Post of 14th August.
The Inquiry Chairman - Sir John Chilcot - has issued a statement (26th August) indicating that the last responses to the Maxwellisation process are to be received "shortly". This statement was brought about by a number of high profile individuals criticising the delay. Critics have included Baroness Butler-Sloss, Lord Lester of Herne Hill QC, Lord Morris of Aberavon QC. Carl Gardner on his Head of Legal Blog looks at some of these criticisms - Sir John! Sir John! Are we there yet?
As Gardner points out:
"The campaign of political and media chuntering against Sir John
Chilcot is absurd; and it’s wrong for senior legal figures to have lent
their voices to it. This is a vast inquiry, covering years of government
policy, military operations and administration in occupied Iraq: a far
bigger scope than that of the Bloody Sunday inquiry and bigger too than the Scott inquiry, which took three and a half years. A key figure in the inquiry, Sir Martin Gilbert, died this year after falling ill in 2012;
and the panel apparently spent years in conflict with government, doing
its job of uncovering documentary truth.
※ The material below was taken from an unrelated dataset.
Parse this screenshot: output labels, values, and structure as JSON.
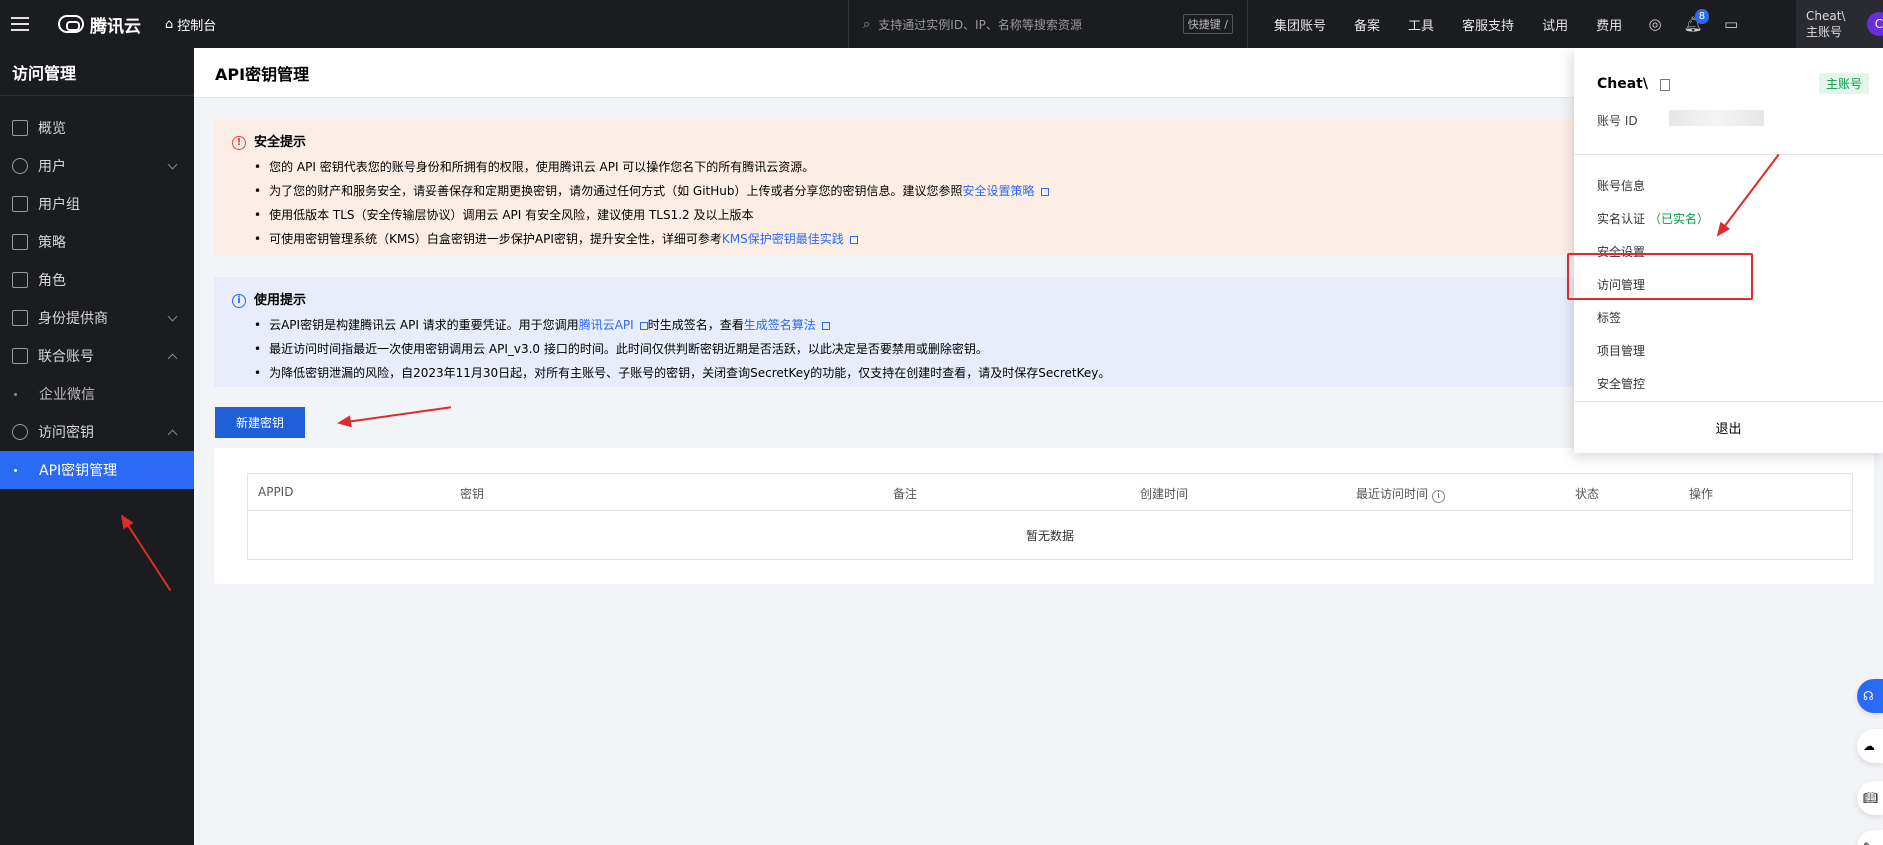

Even what seems (in fact
rather than imagination) to be a tightly controlled Maxwellisation
process has apparently put Sir John on the trail of yet more undisclosed
Sir John’s critics should shut up and behave on the back seat, so he can focus on the remainder of the journey."
Critics should remember that if the independence of the inquiry is seen to be jeopardised then there will be even less public respect for the final report.
Another matter is not entirely clear: at least not to me. When the inquiry finally delivers its report, it is delivered to the Prime Minister. What is the process to be after delivery to the PM? Will the report then be published warts and all or will there be some form of scrutiny within government and a redacted or gisted version published? I hope not. Certainly, a debate in Parliament was promised at the time the inquiry was opened.
How valuable will the report actually be?
In his opening remarks to the Inquiry, Sir John Chilcot outlined the terms of reference.
"It will consider the period from the summer of 2001 to the end of July
2009, embracing the run-up to the conflict in Iraq, the military action
and its aftermath. We will, therefore, be considering the United
Kingdom’s involvement in Iraq, including the way decisions were made and
actions taken, to establish as accurately and reliably as possible what
happened, and to identify the lessons that can be learned. Now, those
lessons will help to ensure that if we face similar situations in future
the Government of the day will be best equipped to respond to those
situations in the most effective manner, in the interests of the
The decision-making relating to military involvement in Iraq was taken in the years 2001 to 2003. The organisation of government and the ways in which it operates will not have remained static in the years since then. Any lessons offered by Chilcot will have to be applied to what might be a rather different system. Response to "similar situations in the future" would have to be on the basis of a plan or procedure based on government as it is NOW and any contingency plan would need to have very clear lines of responsibility for decision-making. One hopes that such a plan is already in place and that it would be reviewed in the light of the Chilcot report.
Also, there should perhaps be some form of Parliamentary scrutiny of implementation of the Chilcot report rather than it being left just to the executive to tell us that "lessons have been learned." Expenditure well in excess of £10m demands nothing less.
Chilcot indicated that his inquiry would look at the legality of the war. This remains a controversial and difficult question and the Iraq Inquiry will not be able to give a legally authoritative answer. That is because the inquiry is not a court of law with appropriate jurisdiction to declare on such matters. It may be that only the International Court of Justice has such authority. Having said this, there is no reason that I can see why the inquiry should avoid matters such as the processes by which government obtains legal advice on such weighty matters. If those processes can be improved then so much the better.
Malcolm N. Shaw (International Law 7th Edition 2014) wrote:
"The legal basis for action in Iraq was deemed to rest upon the 'combined effect of Resolutions 678, 687 and 1441.' Resolution 1441 (2002) inter alia recognised that Iraq's non-compliance with Council resolutions and proliferation of weapons of mass destruction posed a threat to peace and international security and recalled that resolution 678 authorised member states to use all necessary means to restore international peace and security. Citing Chapter VII, the resolution decided that Iraq was and remained in material breach of resolutions including 687 and Iraq was given a 'final opportunity to comply with its disarmament obligations under relevant resolutions of the Council' and established an enhanced inspection regime.
Subsequent events, however, revealed Iraqi deficiencies in complying with the resolution. The Security Council was divided on the need for a follow-up resolution to 1441 in order for force to be used. On 20th March 2003 military operations commenced. Resolution 1441 was intended as a final opportunity and it was provided that serious consequences would ensue upon Iraq's failure to comply. However, whether this amounts to a justification in international law for the US and UK to use force in the face of the opposition of other security council members remains controversial."
Head of Legal Blog - 27th January 2010 - The legality of the Iraq War.